The Second Substance
Anne Lardeux (translated by Pablo Strauss), 180 pgs, Coach House Books, chbooks.com, $21.95 CDN
It takes a particular point of view to wrench the beauty of the sublime from industrial blight. Montreal, apparently, has the right conditions, as evidenced by Anne Lardeux’s novel, The Second Substance. Originally published in French as Les mauvais plis, and translated into English by Pablo Strauss, the book channels the same sensual ennui that powered the music of Godspeed You! Black Emperor in Mile End during the early 2000s, as it explores the intersections of sex, radicalism, purpose and resistance among a commune of squatters in an abandoned gas station on the city’s outskirts.

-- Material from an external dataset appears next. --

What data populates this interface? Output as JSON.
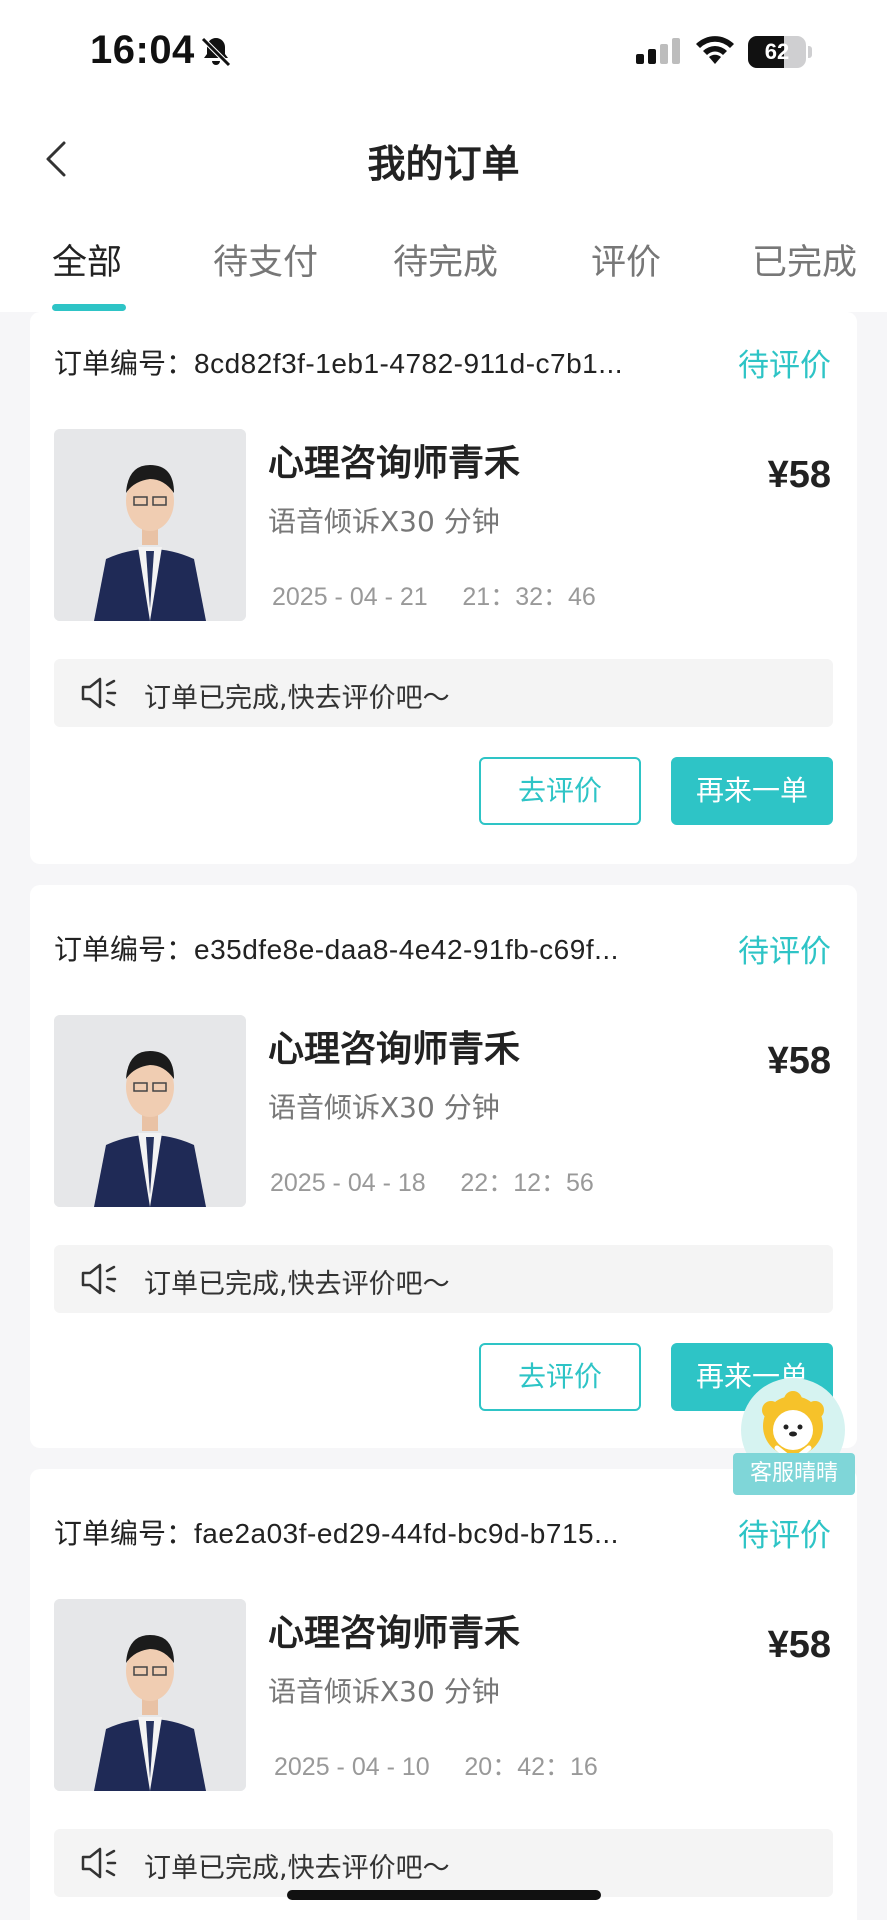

Working in a pastiche that encompasses diary entries, fragments of screenplay, shifting perspectives and short, enigmatic chapters, Lardeux gives us characters and scenarios, but little in the way of plot. There is Antonia, and Mona, and the Girl with No Name, and an Old Man and a policewoman; and their stories, so to speak, are fucked. At the Station, where they live, sex is a vessel for revolution. Annihilating its boundaries is a way to orient oneself against the decay of late-stage capitalism. If you like ass-eating, this one’s for you: “we’re lapping away to make them wet,” muse one passage, “and whose ass will open up first to who, let’s make a bet.”
While it’s poetic enough and creates a lush mood of grimy eroticism, leveraging Lardeux’s talent for capturing sensory detail, The Second Substance’s experimentalism wrestles with the musk of the overly familiar. Young people fucking in revolt is a bit of a cliché by now, especially when it’s this stylistically French. Everybody is always smoking, which feels precious and a bit archaic, and there is no work of fiction in which the phrase “like in a Truffaut film, or something more handmade like Olivier Godin” is not explosively obnoxious. Bold in form but without much shape, the novel slides around its sweaty breasts and dusty lots and oil-stained auto carcasses, creating shapes that are pretty but defy meaning.
Herein, perhaps, lies The Second Substance’s intractable problem: its essence is to resist. Resisting narrative convention, resisting taboos, resisting names, it embodies the quality of the substance described in the book’s epigraph, which quotes the American poet, Anne Boyer: “There is rarely any easy kind of absorption,” only “a different substance, one that repels.” In The Second Substance, one gets the sense of a strong book that wishes it had learned to give in just a bit.